May 25th, 2012
I’ve said repeatedly that corporate social media doesn’t have its own strategy any more than Microsoft Word does. Social media is/are a set of really powerful tools, and therefore tactics, not a strategy. But that doesn’t mean a company shouldn’t be everywhere — Twitter, Facebook, LinkedIn, Pinterest and maybe a couple of other places.
Wayne Gretsky said “skate where the puck’s going, not where it’s been.” The companies that are going to win in social media B2B marketing are skating to everywhere the puck has been, is now, and is going to be. It’s a challenge, but the field is still new enough and dynamic enough that winning companies have to have a culture of awareness of the latest social media trends and a willingness to experiment and get out in front of everyone else.
In 2008, I gave a presentation to a group of Forrester analysts on Twitter as an up-and-coming tool for B2B social customer engagement and support, citing the work of Frank Eliason* (then @ComcastCares on Twitter) as an example of highly effective corporate use of Twitter.
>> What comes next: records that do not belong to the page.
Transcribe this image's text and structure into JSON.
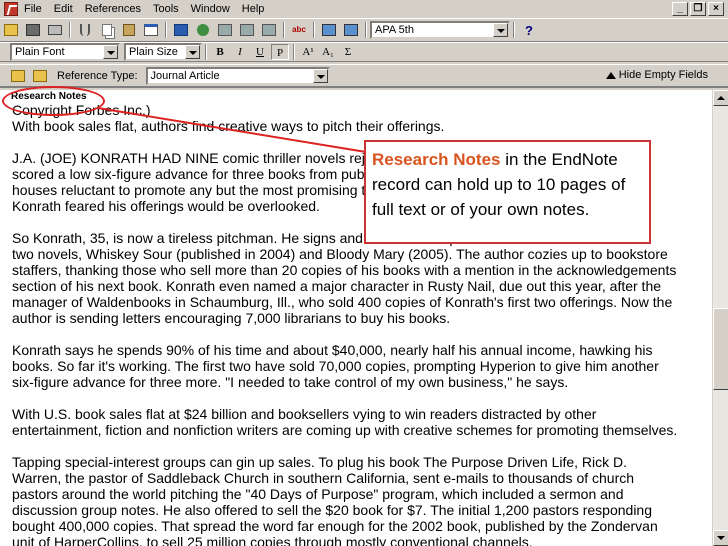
{
  "menubar": {
    "items": [
      "File",
      "Edit",
      "References",
      "Tools",
      "Window",
      "Help"
    ],
    "window_controls": [
      "_",
      "×"
    ]
  },
  "toolbar1": {
    "style_value": "APA 5th",
    "help_label": "?",
    "spell_label": "abc"
  },
  "toolbar2": {
    "font_value": "Plain Font",
    "size_value": "Plain Size",
    "format_buttons": [
      "B",
      "I",
      "U",
      "P",
      "A¹",
      "A₁",
      "Σ"
    ]
  },
  "toolbar3": {
    "reference_type_label": "Reference Type:",
    "reference_type_value": "Journal Article",
    "hide_empty_label": "Hide Empty Fields"
  },
  "content": {
    "field_label": "Research Notes",
    "paragraphs": [
      "Copyright Forbes Inc.)\nWith book sales flat, authors find creative ways to pitch their offerings.",
      "J.A. (JOE) KONRATH HAD NINE comic thriller novels rejected before he\nscored a low six-figure advance for three books from publisher Hyperion. With publishing\nhouses reluctant to promote any but the most promising titles and authors, however,\nKonrath feared his offerings would be overlooked.",
      "So Konrath, 35, is now a tireless pitchman. He signs and distributes copies of his first\ntwo novels, Whiskey Sour (published in 2004) and Bloody Mary (2005). The author cozies up to bookstore\nstaffers, thanking those who sell more than 20 copies of his books with a mention in the acknowledgements\nsection of his next book. Konrath even named a major character in Rusty Nail, due out this year, after the\nmanager of Waldenbooks in Schaumburg, Ill., who sold 400 copies of Konrath's first two offerings. Now the\nauthor is sending letters encouraging 7,000 librarians to buy his books.",
      "Konrath says he spends 90% of his time and about $40,000, nearly half his annual income, hawking his\nbooks. So far it's working. The first two have sold 70,000 copies, prompting Hyperion to give him another\nsix-figure advance for three more. \"I needed to take control of my own business,\" he says.",
      "With U.S. book sales flat at $24 billion and booksellers vying to win readers distracted by other\nentertainment, fiction and nonfiction writers are coming up with creative schemes for promoting themselves.",
      "Tapping special-interest groups can gin up sales. To plug his book The Purpose Driven Life, Rick D.\nWarren, the pastor of Saddleback Church in southern California, sent e-mails to thousands of church\npastors around the world pitching the \"40 Days of Purpose\" program, which included a sermon and\ndiscussion group notes. He also offered to sell the $20 book for $7. The initial 1,200 pastors responding\nbought 400,000 copies. That spread the word far enough for the 2002 book, published by the Zondervan\nunit of HarperCollins, to sell 25 million copies through mostly conventional channels."
    ]
  },
  "callout": {
    "title": "Research Notes",
    "body": " in the EndNote record can hold up to 10 pages of full text or of your own notes.",
    "color_title": "#d9531e",
    "color_border": "#cc3333"
  }
}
At that time, at least half the people sitting at the table were still in the “Twitter is a joke; who cares what you had for breakfast?” stage of skepticism.
Location-based services, like early leader Brightkite and then ubiquitous foursquare were met with a hailstorm of derision and fears of people being burglarized because they had divulged the fact they were leaving home via foursquare. Then foursquare went on to ink deals with Bravo, Starbucks, American Express, Zagat and others. Starbucks for crying out loud! Every marketing exec for every app and service going back to Visicalc has cooked up a Starbucks user scenario, but foursquare actually landed them!
I’ve jumped on the new social media bashing bandwagon several times, because it’s good fun and let’s face it, there are plenty of really lame social sites and services. (Can you say, “Blippy?”)
But I digress. My point is, don’t ignore emerging social media channels. Every one of them might have something useful for you. And every one of them, including Facebook and Twitter, was mocked in its early days.
The surge in Pinterest use earlier this year is a perfect example of the adoption curve of a new social media tool. Pinterest was first thought of as a social network for girls, because its interface lent itself to posting of pretty pictures, and we all know pretty things are only for girls. (Seriously…marketers should know better than to stereotype and subsequently ignore target audiences.) Then interest grew and marketing uses emerged. Did you know that Pinterest is driving significant business to eBay and Amazon through affiliate links? And it’s become a great marketing tool unto its own for airlines, personal care products, clothing, home furnishings and more. So go ahead and make fun of it as the Pottery Barn of social networks while others are generating demand and revenue.
My point is this (mixing up sports metaphors which I rarely use): If you build it, and if you use it correctly on a regular basis, they will come. With the possible exception of Second Life (just sayin’), there is almost no harm or risk, and minimal cost to exploring new social media for B2B marketing. Here are a few tips for doing that:
- Be a personal user first. Learn the interface, the etiquette and how people are using it
- Keep an open mind
- Investigate negative reports you hear about a given tool (Pinterest and potential copyright issues, for example), and factor them in your use, but don’t let them distract you from adopting a potentially awesome marketing tool’
- Be authentic and engaging
- Add value
- Try everything once. Or twice
- Think of unique ways your company can benefit from an environment
Obviously, a marketing strategy that includes social media is a complex thing and cannot be defined in a hundred blog posts. I’m not trying to do that here. What I’m trying to do is suggest a strategy of being open-minded about emerging social media to be sure your company takes advantage of every tool at its disposal. Be assured, your competitors are.
* Be sure to check out Frank’s excellent new book At Your Service: How to Attract New Customers, Increase Sales, and Grow Your Business Using Simple Customer Service Techniques.